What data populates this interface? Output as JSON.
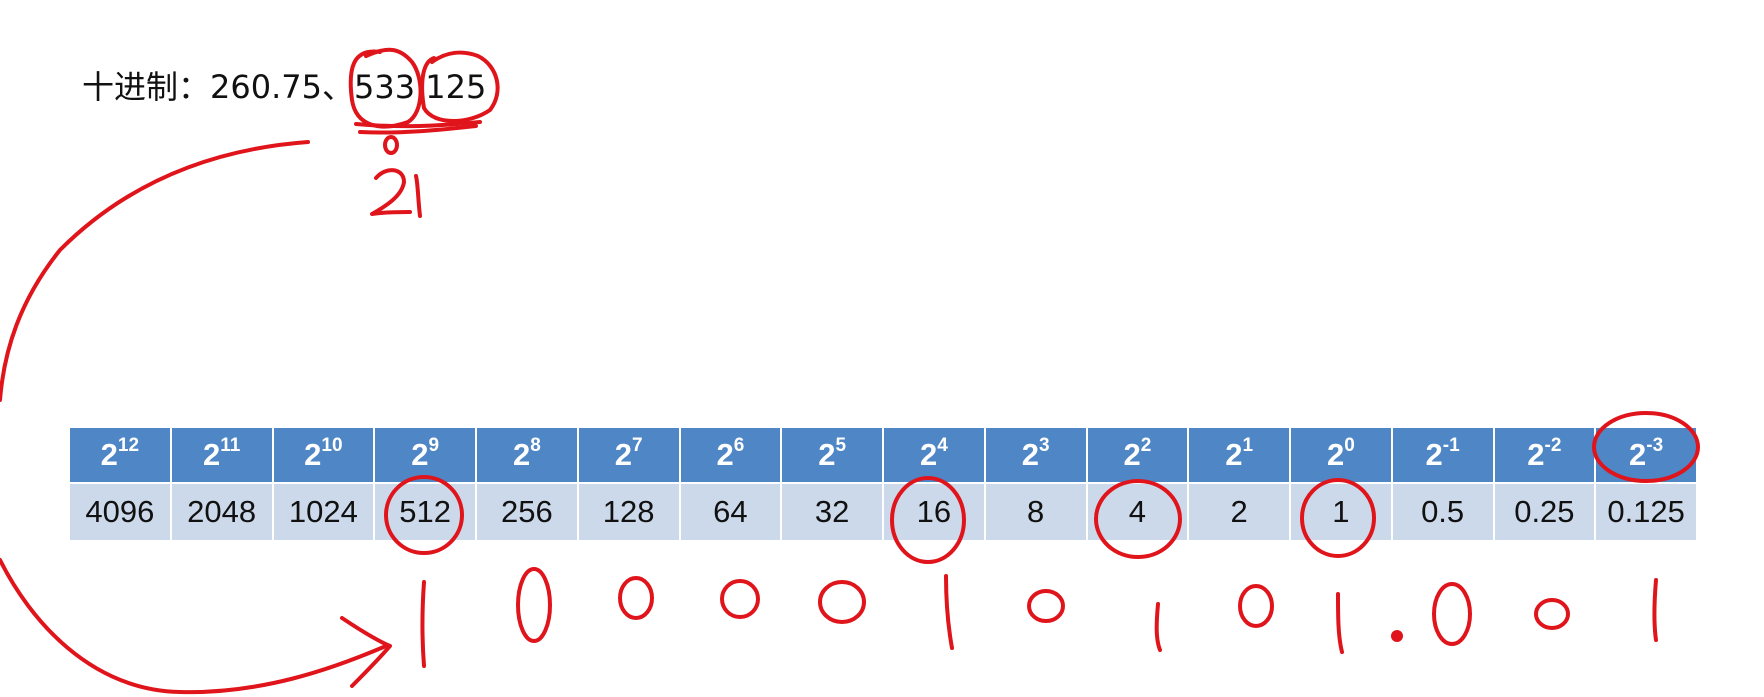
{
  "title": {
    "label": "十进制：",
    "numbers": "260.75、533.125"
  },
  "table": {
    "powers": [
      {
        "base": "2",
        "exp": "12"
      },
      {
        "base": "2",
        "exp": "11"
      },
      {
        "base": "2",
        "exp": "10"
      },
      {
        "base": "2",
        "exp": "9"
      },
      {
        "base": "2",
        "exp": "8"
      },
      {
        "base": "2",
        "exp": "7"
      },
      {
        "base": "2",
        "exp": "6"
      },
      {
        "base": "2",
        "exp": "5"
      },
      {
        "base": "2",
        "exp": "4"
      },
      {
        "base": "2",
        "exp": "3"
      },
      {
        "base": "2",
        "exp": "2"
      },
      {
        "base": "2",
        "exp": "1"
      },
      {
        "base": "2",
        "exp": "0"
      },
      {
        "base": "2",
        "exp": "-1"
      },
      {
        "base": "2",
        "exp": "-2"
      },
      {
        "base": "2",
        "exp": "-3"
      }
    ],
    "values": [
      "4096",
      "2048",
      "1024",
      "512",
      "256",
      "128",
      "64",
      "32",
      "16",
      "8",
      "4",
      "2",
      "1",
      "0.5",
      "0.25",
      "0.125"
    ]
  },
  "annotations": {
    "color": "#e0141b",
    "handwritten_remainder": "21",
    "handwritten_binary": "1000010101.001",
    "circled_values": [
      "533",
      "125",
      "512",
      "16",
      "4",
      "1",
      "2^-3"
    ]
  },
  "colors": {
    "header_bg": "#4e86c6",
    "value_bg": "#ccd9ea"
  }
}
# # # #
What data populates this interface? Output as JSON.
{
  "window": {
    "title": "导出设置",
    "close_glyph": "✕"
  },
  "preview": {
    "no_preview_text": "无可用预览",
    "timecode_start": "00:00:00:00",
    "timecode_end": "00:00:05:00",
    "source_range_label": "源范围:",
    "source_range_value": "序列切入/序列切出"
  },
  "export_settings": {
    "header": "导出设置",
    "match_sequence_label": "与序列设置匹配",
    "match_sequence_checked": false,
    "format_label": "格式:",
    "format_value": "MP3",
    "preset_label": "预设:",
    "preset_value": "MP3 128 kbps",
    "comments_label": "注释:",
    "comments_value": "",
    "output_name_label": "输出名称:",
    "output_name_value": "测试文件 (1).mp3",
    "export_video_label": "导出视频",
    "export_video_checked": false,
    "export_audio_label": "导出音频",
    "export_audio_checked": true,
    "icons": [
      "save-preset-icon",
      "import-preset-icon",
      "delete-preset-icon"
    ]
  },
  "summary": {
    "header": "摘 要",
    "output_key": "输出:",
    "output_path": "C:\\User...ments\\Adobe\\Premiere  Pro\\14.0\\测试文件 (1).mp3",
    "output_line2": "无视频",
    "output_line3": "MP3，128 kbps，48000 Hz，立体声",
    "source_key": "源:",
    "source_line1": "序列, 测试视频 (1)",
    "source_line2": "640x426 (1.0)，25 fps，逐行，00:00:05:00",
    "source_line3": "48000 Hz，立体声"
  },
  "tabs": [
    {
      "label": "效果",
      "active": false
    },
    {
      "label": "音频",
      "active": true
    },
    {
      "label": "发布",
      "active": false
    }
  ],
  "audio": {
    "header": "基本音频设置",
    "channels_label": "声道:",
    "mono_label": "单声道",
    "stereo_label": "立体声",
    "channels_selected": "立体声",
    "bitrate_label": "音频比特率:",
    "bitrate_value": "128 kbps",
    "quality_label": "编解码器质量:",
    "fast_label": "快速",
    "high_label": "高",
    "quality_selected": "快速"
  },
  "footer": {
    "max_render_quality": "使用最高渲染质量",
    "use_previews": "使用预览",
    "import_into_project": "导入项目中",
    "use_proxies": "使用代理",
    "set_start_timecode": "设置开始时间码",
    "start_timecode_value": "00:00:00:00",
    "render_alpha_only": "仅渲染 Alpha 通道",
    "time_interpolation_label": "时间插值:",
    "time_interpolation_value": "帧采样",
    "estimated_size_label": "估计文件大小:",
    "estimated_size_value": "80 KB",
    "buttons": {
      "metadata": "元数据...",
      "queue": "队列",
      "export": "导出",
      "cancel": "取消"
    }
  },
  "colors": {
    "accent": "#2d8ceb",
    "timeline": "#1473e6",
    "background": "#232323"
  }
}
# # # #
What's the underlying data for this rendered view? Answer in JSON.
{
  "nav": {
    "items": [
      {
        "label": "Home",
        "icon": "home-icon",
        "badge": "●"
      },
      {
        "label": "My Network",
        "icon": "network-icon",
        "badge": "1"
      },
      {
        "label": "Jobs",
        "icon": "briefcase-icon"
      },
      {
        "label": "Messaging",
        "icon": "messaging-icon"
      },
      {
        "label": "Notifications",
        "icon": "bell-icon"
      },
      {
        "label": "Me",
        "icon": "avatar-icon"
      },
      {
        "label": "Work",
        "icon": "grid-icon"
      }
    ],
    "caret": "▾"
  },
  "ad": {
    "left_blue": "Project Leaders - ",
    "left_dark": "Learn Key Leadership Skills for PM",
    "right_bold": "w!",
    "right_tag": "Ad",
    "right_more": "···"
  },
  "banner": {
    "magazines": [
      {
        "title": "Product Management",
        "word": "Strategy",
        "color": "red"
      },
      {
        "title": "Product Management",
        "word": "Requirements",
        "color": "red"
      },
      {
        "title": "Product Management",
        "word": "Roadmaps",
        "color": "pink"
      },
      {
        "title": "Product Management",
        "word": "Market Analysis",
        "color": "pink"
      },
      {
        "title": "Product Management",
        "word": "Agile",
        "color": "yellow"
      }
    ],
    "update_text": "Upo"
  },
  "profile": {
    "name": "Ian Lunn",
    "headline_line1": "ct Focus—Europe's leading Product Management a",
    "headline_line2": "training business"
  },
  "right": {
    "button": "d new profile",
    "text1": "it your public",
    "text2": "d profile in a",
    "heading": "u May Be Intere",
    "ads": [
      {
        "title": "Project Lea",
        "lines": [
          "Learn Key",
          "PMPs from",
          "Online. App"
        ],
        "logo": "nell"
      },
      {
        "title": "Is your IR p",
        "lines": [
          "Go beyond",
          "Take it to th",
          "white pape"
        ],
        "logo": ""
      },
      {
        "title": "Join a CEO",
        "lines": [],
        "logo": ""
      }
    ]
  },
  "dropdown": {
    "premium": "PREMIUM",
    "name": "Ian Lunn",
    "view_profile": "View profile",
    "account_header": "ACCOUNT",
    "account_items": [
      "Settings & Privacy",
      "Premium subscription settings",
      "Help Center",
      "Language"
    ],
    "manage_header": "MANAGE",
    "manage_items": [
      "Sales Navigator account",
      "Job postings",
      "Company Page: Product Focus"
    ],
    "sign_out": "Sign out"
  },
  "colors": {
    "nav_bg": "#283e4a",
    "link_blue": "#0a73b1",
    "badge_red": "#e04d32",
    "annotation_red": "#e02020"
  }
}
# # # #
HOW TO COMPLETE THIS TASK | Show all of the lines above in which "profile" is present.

ANSWER TO THIS TASK |
  "profile": {
    "button": "d new profile",
    "text2": "d profile in a",
    "view_profile": "View profile",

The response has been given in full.